“Cuomoville” Protest Calls Out Governor on Housing

Published: 
July 2017

For three days in mid-June, a coalition of housing and community organizations camped outside Gov. Andrew Cuomo’s Midtown office in an array of sleeping bags they called “Cuomoville.”

“We’re in the middle of a housing crisis. A majority of New Yorkers are paying more than 30 percent of their income in rent, and 30 percent are paying more than 50 percent of their income in rent,” said Ava Farkas of Met Council. The protesters also included members of Community Voices Heard, New York Communities for Change, VOCAL-NY, the Urban Homesteading Assistance Board, the Democratic Socialists of America, Picture the Homeless, the New York Progressive Action Network, and the New York State Communist Party. 

They criticized Cuomo for making a revived version of the 421-a property-tax abatement the first piece of his five-year plan to combat homelessness. The new version, which the governor calls an “affordable housing” program, will increase the tax breaks given to developers to $2.4 billion a year. The previous version cost more that $1 billion a year, and less than 10 percent of the apartments it subsidized were below market rate. “Our governor wants to protect the right of landlords to earn profit, not protect the right of human beings to have housing,” said Estevan Bassett-Nembhard of the state Communist Party.

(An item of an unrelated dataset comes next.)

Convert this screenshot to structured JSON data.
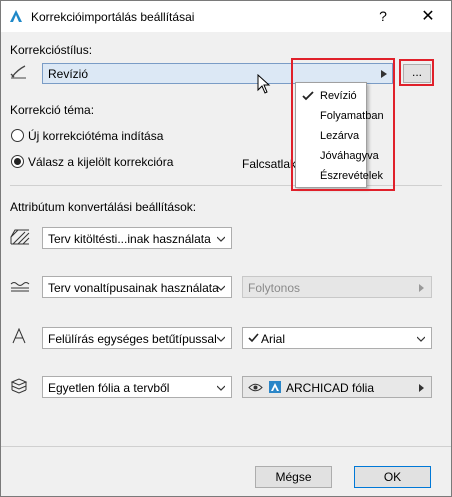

Others blasted the governor for blaming the city’s escalating numbers of homeless people on Mayor Bill de Blasio, and for  collaborating with the breakaway Independent Democratic Conference, whose alliance with Republicans in the state Senate has blocked bills to strengthen rent regulations. Cuomo, City Councilmember Jumaane Williams said at the June 14 rally that launched Cuomoville, “did a rally to try to get everybody riled up to deal with the Republicans in Congress, but did I miss the rally when he did the same thing for the state?” 

A longer version of this article appeared in the People’s Weekly World.